J Clin Oncol. 2018;36(suppl 18). doi:10.1200/JCO.2018.36.18_suppl.LBA4
9. Gandhi L, Rodríguez-Abreu D, Gadgeel S, et al; KEYNOTE-189 Investigators. Pembrolizumab plus chemotherapy in metastatic non-small-cell lung cancer. N Engl J Med. 2018;378(22):2078-2092. doi:10.1056/NEJMoa1801005
10. Paz-Ares L, Luft A, Vicente D, et al; KEYNOTE-407 Investigators. Pembrolizumab plus chemotherapy for squamous non-small-cell lung cancer. N Engl J Med. 2018;379(21):2040-2051. doi:10.1056/NEJMoa1810865
11. West H, McCleod M, Hussein M, et al. Atezolizumab in combination with carboplatin plus nab-paclitaxel chemotherapy compared with chemotherapy alone as first-line treatment for metastatic non-squamous non-small-cell lung cancer (IMpower130): a multicentre, randomised, open-label, phase 3 trial. Lancet Oncol. 2019;20(7);924-937. doi:10.1016/S1470-2045(19)30167-6
12. Hellmann MD, Paz-Ares L, Bernabe Caro R, et al. Nivolumab plus ipilimumab in advanced non-small-cell lung cancer. N Engl J Med. 2019;381(21):2020-2031. doi:10.1056/NEJMoa1910231
13. Peters S, Ramalingam S, Paz-Ares L, et al. Nivolumab (NIVO) + low-dose ipilimumab (IPI) versus platinum-doublet chemotherapy (chemo) as first-line (1L) treatment (tx) for advanced non-small cell lung cancer (NSCLC): CheckMate 227 part 1 final analysis.
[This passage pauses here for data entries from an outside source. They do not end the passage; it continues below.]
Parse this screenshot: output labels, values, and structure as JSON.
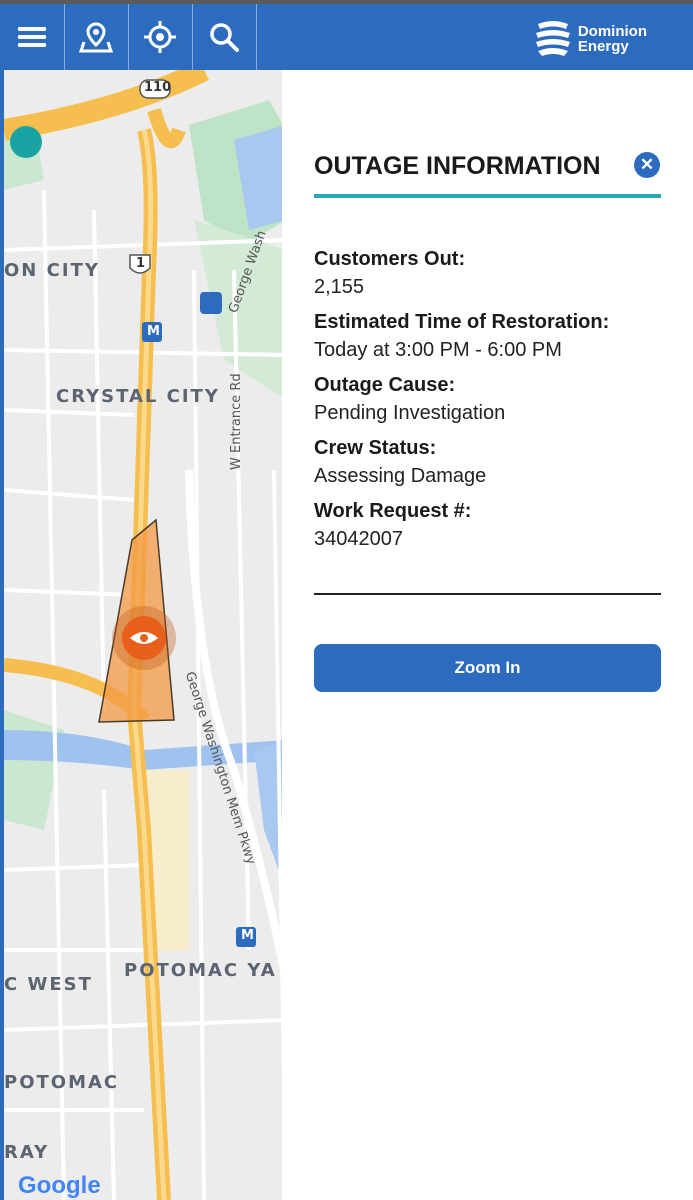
{
  "colors": {
    "brand": "#2c6bbd",
    "accent": "#2aa8b8",
    "outage": "#f39a45"
  },
  "toolbar": {
    "buttons": [
      {
        "icon": "menu-icon"
      },
      {
        "icon": "map-pin-icon"
      },
      {
        "icon": "locate-icon"
      },
      {
        "icon": "search-icon"
      }
    ],
    "brand_line1": "Dominion",
    "brand_line2": "Energy"
  },
  "map": {
    "labels": {
      "arlington_city": "ON CITY",
      "crystal_city": "CRYSTAL CITY",
      "w_entrance": "W Entrance Rd",
      "george_wash_top": "George Wash",
      "gw_parkway": "George Washington Mem Pkwy",
      "potomac_yard": "POTOMAC YA",
      "c_west": "C WEST",
      "potomac": "POTOMAC",
      "ray": "RAY",
      "route_110": "110",
      "route_1": "1",
      "metro": "M",
      "google": "Google"
    }
  },
  "panel": {
    "title": "OUTAGE INFORMATION",
    "fields": [
      {
        "label": "Customers Out:",
        "value": "2,155"
      },
      {
        "label": "Estimated Time of Restoration:",
        "value": "Today at 3:00 PM - 6:00 PM"
      },
      {
        "label": "Outage Cause:",
        "value": "Pending Investigation"
      },
      {
        "label": "Crew Status:",
        "value": "Assessing Damage"
      },
      {
        "label": "Work Request #:",
        "value": "34042007"
      }
    ],
    "zoom_button": "Zoom In"
  }
}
Ann Oncol. 2019;30(suppl 5):V913-V914. doi:10.1093/annonc/mdz394.075
13. Reck M, Ciuleanu TE, Dols MC, et al. Nivolumab (NIVO) + ipilimumab (IPI) + 2 cycles of platinum-doublet chemotherapy (chemo) vs 4 cycles chemo as first-line (1L) treatment (tx) for stage IV/recurrent non-small cell lung cancer (NSCLC): CheckMate 9LA. J Clin Oncol. 2020;38(suppl 15):9501. doi:10.1200/JCO.2020.38.15_suppl.9501
14. Socinski MA, Jotte RM, Cappuzzo F, et al; IMpower150 Study Group. Atezolizumab for first-line treatment of metastatic nonsquamous NSCLC. N Engl J Med. 2018;378(24):2288-2301. doi:10.1056/NEJMoa1716948
15. Reck M, Mok TSK, Nishio M, et al; IMpower150 Study Group. Atezolizumab plus bevacizumab and chemotherapy in non-small-cell lung cancer (IMpower150): key subgroup analyses of patients with EGFR mutations or baseline liver metastases in a randomised, open-label phase 3 trial. Lancet Respir Med. 2019;7(5):387-401. doi:10.1016/S2213-2600(19)30084-0